Charges of committing a computer crime can produce drastic consequences in the life of a person. Depending on the severity of the charge, someone may go to prison for a long time and have to pay large amounts in fines. Because computers are an essential part of everyday life, understanding the different kinds of computer crimes is important for just about anyone. 

Both state and federal laws define various computer crimes. Since people may commit crimes across state lines with a computer, federal authorities sometimes get involved. FindLaw provides descriptions of some of the common types of computer crimes. 

Crimes specifically involving computers

Many computer crimes directly involve a person manipulating or damaging a computer. These crimes can include any of the following: 

  • Denying a person access to a computer or a network 
  • Unleashing a virus or other invasive program into a computer 
  • Creating false email source information 
  • Stealing data or programs 
  • Improper disclosure of programs or other computer information 

Committing these crimes may damage an innocent party in any number of ways. Some of these crimes happen for the purpose of stealing business information for personal enrichment. In some other cases, perpetrators do it just for fun or malice without caring about the ramifications of their actions. 

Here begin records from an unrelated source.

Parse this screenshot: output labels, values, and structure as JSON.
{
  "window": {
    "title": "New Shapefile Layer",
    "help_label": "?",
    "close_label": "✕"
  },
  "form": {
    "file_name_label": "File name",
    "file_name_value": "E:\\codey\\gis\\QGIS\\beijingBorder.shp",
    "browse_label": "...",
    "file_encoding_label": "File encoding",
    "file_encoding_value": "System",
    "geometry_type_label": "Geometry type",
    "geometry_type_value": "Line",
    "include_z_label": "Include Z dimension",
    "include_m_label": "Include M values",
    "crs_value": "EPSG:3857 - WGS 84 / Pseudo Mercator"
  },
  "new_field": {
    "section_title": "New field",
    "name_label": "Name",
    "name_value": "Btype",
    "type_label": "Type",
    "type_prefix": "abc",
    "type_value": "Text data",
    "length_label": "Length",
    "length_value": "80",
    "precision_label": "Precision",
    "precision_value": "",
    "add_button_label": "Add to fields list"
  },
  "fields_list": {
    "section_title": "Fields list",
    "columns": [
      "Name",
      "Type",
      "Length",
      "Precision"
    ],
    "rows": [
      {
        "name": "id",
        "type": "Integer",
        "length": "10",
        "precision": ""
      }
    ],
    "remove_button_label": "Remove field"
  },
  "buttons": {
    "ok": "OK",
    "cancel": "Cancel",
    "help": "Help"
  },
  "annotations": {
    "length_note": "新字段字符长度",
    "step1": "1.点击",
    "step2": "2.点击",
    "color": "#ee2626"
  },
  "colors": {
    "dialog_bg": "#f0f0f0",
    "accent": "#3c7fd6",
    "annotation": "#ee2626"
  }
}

Crimes utilizing a computer

Some computer crimes are the same as other crimes. The only difference is perpetrators use a computer as the means to commit a crime, like kidnapping, human trafficking, and drug trafficking. In addition, white collar crimes such as embezzlement or money laundering may occur through the use of a computer. A perpetrator may utilize a computer to move money or communicate with other schemers to engage in the criminal act. 

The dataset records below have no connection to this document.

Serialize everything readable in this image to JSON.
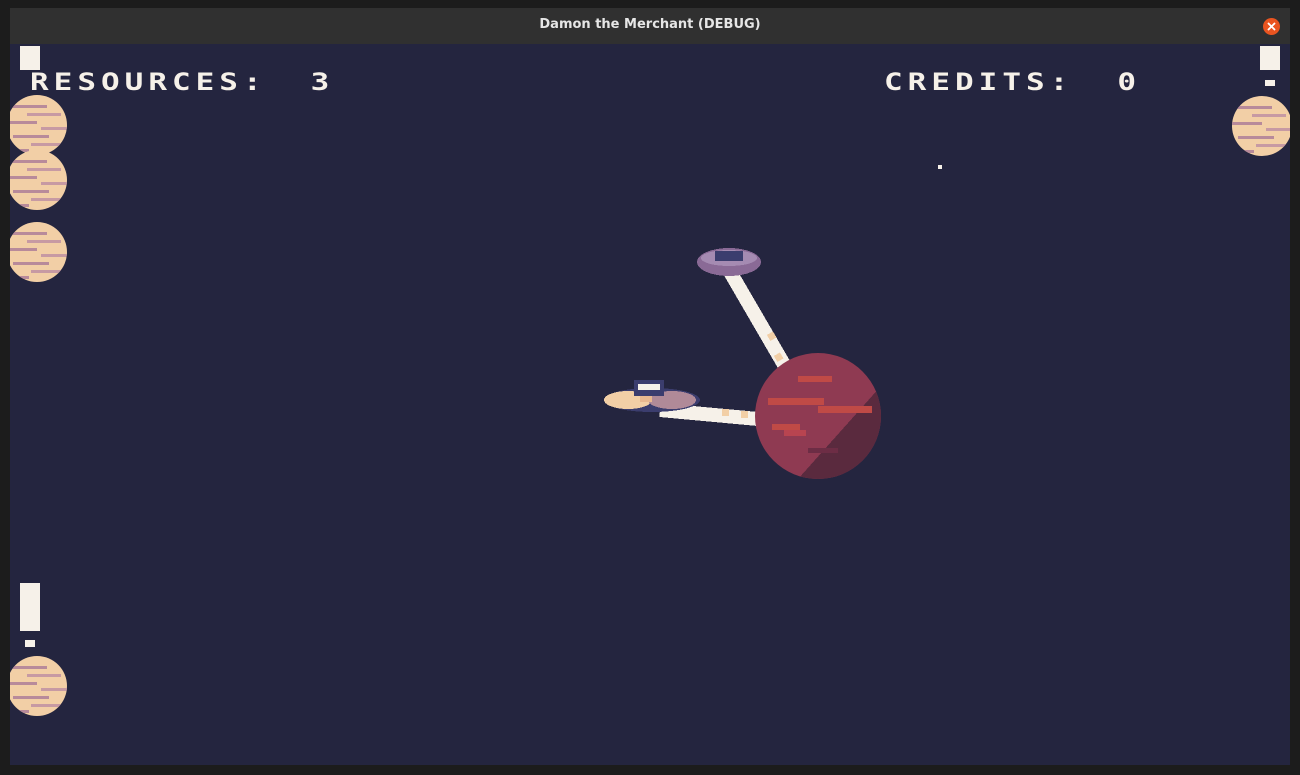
{
  "window": {
    "title": "Damon the Merchant (DEBUG)"
  },
  "hud": {
    "resources_label": "RESOURCES:",
    "resources_value": "3",
    "credits_label": "CREDITS:",
    "credits_value": "0"
  },
  "colors": {
    "space_bg": "#24253f",
    "titlebar": "#303030",
    "close_button": "#e95420",
    "hud_text": "#f6f1e9",
    "sand_planet": "#f2cfa6",
    "red_planet": "#8f3a52",
    "station_purple": "#8a6a96"
  },
  "icons": {
    "close": "close-icon",
    "planet_sand": "sand-planet-icon",
    "planet_red": "red-planet-icon",
    "ship": "cargo-ship-icon",
    "station": "space-station-icon"
  }
}
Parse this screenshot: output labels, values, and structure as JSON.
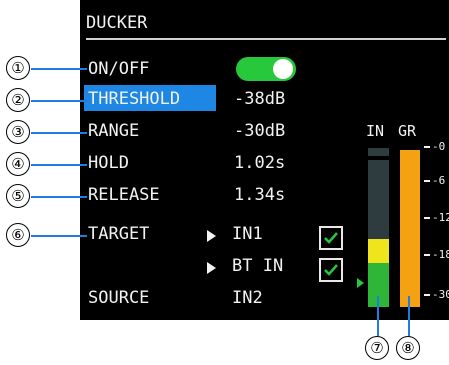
{
  "header": {
    "title": "DUCKER"
  },
  "params": {
    "onoff": {
      "label": "ON/OFF",
      "state": "on"
    },
    "threshold": {
      "label": "THRESHOLD",
      "value": "-38dB"
    },
    "range": {
      "label": "RANGE",
      "value": "-30dB"
    },
    "hold": {
      "label": "HOLD",
      "value": "1.02s"
    },
    "release": {
      "label": "RELEASE",
      "value": "1.34s"
    },
    "target": {
      "label": "TARGET",
      "items": [
        {
          "name": "IN1",
          "checked": true
        },
        {
          "name": "BT IN",
          "checked": true
        }
      ]
    },
    "source": {
      "label": "SOURCE",
      "value": "IN2"
    }
  },
  "meters": {
    "in_label": "IN",
    "gr_label": "GR",
    "scale": [
      "-0",
      "-6",
      "-12",
      "-18",
      "-30"
    ],
    "in_level": 0.46,
    "gr_level": 1.0,
    "colors": {
      "in_green": "#2fb537",
      "in_yellow": "#f0e51d",
      "gr_orange": "#f4a112",
      "meter_bg": "#2e3b3f"
    }
  },
  "callouts": [
    "①",
    "②",
    "③",
    "④",
    "⑤",
    "⑥",
    "⑦",
    "⑧"
  ],
  "accent": "#1e86e3"
}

People can also use computers for smaller scale uses of fraud. Sometimes computer criminals trick computer users into revealing their personal information which criminals use to steal money. As the FBI explains, computer criminals can find and use information like Social Security numbers, computer account passwords, passport numbers, and financial account numbers to engage in identity theft.